“The corner position’s unfortunately been thinned out here over the last couple weeks,” Belichick said in his Monday video conference. “But I thought those guys competed well. Obviously, this is a pretty good group of receivers and quarterback, but we had our good moments. I thought those guys competed well and gave us a great effort.” 

5. The special teams mojo might be back 
The Patriots’ special teams were, by one prominent metric, the worst in the NFL last season. Two games into 2023, they’re looking much more like New England’s kicking game units of old.

After a solid Week 1 showing that featured two strong returns and some booming Bryce Baringer punts, New England delivered a field goal block for the ages Sunday night. It came courtesy of Brenden Schooler, who lined up near the sideline, motioned toward the formation and then, with a head of steam, shot into the backfield to swat down a 49-yard attempt by Jason Sanders.

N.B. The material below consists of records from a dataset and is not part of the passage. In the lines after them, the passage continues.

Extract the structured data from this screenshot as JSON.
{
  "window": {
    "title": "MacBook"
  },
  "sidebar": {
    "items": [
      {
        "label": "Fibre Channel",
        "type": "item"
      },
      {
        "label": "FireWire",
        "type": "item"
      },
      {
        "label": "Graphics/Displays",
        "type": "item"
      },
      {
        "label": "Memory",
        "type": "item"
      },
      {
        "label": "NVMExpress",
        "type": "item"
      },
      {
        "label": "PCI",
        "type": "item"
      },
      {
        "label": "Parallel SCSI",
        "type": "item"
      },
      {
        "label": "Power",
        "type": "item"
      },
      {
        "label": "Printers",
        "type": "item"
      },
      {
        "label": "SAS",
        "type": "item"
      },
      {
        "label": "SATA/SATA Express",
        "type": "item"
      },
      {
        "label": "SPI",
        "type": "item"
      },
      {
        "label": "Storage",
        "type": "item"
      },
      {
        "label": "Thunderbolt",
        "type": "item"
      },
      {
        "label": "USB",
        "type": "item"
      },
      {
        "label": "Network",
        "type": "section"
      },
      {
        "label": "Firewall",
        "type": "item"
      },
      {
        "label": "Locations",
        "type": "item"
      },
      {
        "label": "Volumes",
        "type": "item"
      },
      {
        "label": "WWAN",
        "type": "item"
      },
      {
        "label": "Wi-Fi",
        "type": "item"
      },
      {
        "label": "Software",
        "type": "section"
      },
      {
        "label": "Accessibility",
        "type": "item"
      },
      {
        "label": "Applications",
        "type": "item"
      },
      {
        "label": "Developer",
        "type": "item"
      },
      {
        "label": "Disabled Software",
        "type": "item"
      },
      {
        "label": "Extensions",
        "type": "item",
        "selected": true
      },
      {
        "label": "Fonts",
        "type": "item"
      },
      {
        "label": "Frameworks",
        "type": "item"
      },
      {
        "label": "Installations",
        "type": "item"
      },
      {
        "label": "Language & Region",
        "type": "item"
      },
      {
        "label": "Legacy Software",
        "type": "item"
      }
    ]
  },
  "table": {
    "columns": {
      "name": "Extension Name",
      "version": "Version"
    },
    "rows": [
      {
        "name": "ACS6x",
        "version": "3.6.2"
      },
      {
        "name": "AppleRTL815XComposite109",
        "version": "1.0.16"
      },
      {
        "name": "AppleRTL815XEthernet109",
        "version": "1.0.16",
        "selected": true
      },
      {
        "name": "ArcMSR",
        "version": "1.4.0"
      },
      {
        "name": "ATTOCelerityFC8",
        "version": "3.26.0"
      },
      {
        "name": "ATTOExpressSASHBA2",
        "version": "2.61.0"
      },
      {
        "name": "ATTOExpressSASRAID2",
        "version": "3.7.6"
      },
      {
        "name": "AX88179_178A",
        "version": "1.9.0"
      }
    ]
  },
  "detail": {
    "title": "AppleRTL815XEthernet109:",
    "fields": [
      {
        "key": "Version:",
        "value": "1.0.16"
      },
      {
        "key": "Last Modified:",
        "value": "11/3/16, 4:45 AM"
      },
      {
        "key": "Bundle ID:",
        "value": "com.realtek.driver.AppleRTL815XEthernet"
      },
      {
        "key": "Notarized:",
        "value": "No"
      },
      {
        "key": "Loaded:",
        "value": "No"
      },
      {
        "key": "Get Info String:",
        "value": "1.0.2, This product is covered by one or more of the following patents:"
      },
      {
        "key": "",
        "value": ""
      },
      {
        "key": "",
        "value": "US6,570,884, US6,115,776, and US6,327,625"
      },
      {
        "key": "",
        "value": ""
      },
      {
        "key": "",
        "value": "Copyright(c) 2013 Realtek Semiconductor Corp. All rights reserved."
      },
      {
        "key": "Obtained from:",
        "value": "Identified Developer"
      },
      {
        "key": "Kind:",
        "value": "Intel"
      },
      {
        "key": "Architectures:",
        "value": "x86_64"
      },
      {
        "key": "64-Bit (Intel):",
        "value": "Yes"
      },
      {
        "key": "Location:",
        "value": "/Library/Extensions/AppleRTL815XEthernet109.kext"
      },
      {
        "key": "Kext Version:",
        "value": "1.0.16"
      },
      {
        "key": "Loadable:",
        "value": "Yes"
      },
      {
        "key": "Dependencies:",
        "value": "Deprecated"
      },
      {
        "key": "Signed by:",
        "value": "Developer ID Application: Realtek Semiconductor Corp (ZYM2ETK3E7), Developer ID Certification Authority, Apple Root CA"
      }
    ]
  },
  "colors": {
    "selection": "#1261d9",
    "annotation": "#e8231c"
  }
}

The highlight-reel play kept the Patriots within striking distance late in the third quarter and gave them a necessary spark. Sanders also proceeded to miss his next attempt, a 55-yarder with 2:19 remaining that would have put the game away.

Chad Ryland went 3-for-3 on his kicks for New England (two extra points, one 49-yard field goal) while Baringer delivered punts that pinned Miami at its own 8-, 15- and 16-yard line with no touchbacks. Douglas replaced the injured Marcus Jones on punt returns and didn’t have any handling issues.

Joe Judge was rightfully criticized last season for his role in the Patriots’ offensive nosedive, but his shift back to special teams seems to have had a positive influence on those units. Judge now is New England’s de facto special teams coordinator, with Cam Achord and Joe Houston assisting him.

6. The postseason odds are not on New England’s side
Belichick’s bunch now is 0-2 for the first time since 2001. Just 11.5% of 0-2 teams since 1990 went on to make the playoffs. But we did see one team pull off that feat last season (Cincinnati), and at least one every year from 2013 to 2018. Doing so isn’t unprecedented.

New England, though, will be looking to do something only one club has accomplished in the Super Bowl era: reach the postseason after opening with back-to-back home losses. The 2003 Eagles are the lone outlier there.

Featured image via David Butler II/USA TODAY Sports Images